Red blood cells
White blood cells
A variety of cells can frequently be seen in the urine, including some red blood cells, white blood cells and epithelial cells originating from the kidneys or lower urogenital tract; such a finding is not considered to be pathologic.
| Red blood cells
Red blood cells occur in the urine in case of vascular lesion, renal disease, or lower urogenital tract disease. Red blood cells count determination is important in the diagnosis of renal disease as well as in the follow-up of treatment success. When a woman's urine sample is being examined, it is important to know if she is having menstruation, or is in the immediate pre- or postmenstruation period, thus to avoid possible misinterpretation of positive result due to urine sample contamination with menstrual blood. Red blood cells in the urine can be of renal or subrenal origin. Normal 'eumorphic' red blood cells are of subrenal origin and their source is in the draining part of urinary tract.
Renal dysmorphic red blood cells originate from kidney parenchyma (e.g., in glomerulonephritis) and exhibit morphologic changes (serration, spurs, deformities, fragments, etc.). The presence of more than 30% of dysmorphic red blood cells in the urine points to their renal origin.
Turbid urine or urine of a red-brown color are due to the presence of a large number of red blood cells in the urine. Red blood cells are round, thin, sharply contoured, biconcave, pale-yellow, non-nucleated and nongranular disks.
Red blood cells frequently change color and shape due to variability in substance concentration and pH.
| White blood cells
White blood cells enter the urinary tract through glomeruli or via ameboid migration among tubular cells. On light microscopy, a majority of white blood cells are identified as segmented neutrophils. Special urinary sediment staining methods are used to identify lymphocytes, plasma cells and eosinophils.
White blood cells are round cells of a varying size ( ~12 µ), their granular structure being markedly seen in acidic urine. In alkaline urine, white blood cells swell up and their contours become indistinct. The white blood cells nucleus can be round or split (segmented), and is frequently covered with granules, thus it may be difficult to see. The nucleus is centrally located. The cytoplasm is markedly inhomogeneous, while the granules within the cytoplasm may vibrate (Brownian movement).
Epithelial cells of various form and size are found in the urine. They all are nucleated cells, many of them granular. The size and form of epithelial cells primarily depend on the site of their origin and on urine pH. Although quite variegated, the appearance of epithelial cells is not indicative of the urinary tract segment they originate from. Morphologically, these cells are classified into three groups:
renal or tubular epithelial cells (round cells of renal epithelium),
squamous epithelial cells (cells of external genitalia), and
transitional epithelial cells (of round, pear-shaped or spindle-shaped).
Squamous epithelium is exclusively found in the urinary sediment of a healthy individual.
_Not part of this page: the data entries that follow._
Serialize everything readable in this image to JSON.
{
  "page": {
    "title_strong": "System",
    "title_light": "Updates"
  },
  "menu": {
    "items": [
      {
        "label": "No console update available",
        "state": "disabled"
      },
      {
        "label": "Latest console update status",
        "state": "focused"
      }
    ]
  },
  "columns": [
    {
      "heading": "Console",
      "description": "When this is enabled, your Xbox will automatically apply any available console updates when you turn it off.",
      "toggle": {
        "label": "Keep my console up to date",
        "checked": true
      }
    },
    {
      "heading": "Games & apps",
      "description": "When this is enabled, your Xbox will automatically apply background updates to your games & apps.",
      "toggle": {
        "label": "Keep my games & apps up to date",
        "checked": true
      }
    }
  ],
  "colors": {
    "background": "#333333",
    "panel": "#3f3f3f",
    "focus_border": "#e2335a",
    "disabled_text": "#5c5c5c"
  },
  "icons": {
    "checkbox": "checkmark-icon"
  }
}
A finding of round renal cells is most important for the diagnosis of renal disease.
| Squamous epithelial cells
Scalelike epithelial cells coat distal parts of the lower urinary tract and genital organs in women. These are largest epithelial cells that can be found in the urine. Squamous epithelial cells are the largest cells found in urinary sediment (40-60 µm). They are of a polygonal shape, with small, centrally located nuclei and large cytoplasm. One or more cell angles are rounded.
| Transitional epithelial cells
Transitional epithelial cells may be round, pear-shaped, or spindle-shaped (elongated cells, flagellate cells). They have round or oval nuclei that are relatively large and centered. The cytoplasmic edges of transitional epithelial cells are tight and transparent.
| Renal or tubular epithelial cells
Old or diseased tubular epithelial cells coating the nephron are continuously removed by the urine and replaced by new cells. In normal urine, less than 2 cells/HPF are found. The presence of more than 2 tubular epithelial cells per HPF indicates an active lesion of renal tubules.
Renal epithelial cells are small round cells with a high nuclear/cytoplasmic ratio and large, marked nuclei. They are finely granulated, and somewhat larger than white blood cells. The cell nucleus is round, frequently eccentrically located, of 20-30 µm in size (10-60 µm in diameter). In size, they are greater than white blood cells. In a preparation stained according to Sternheimer-Malbin, the nucleus is dark-red, and the cytoplasm is pink to light-blue.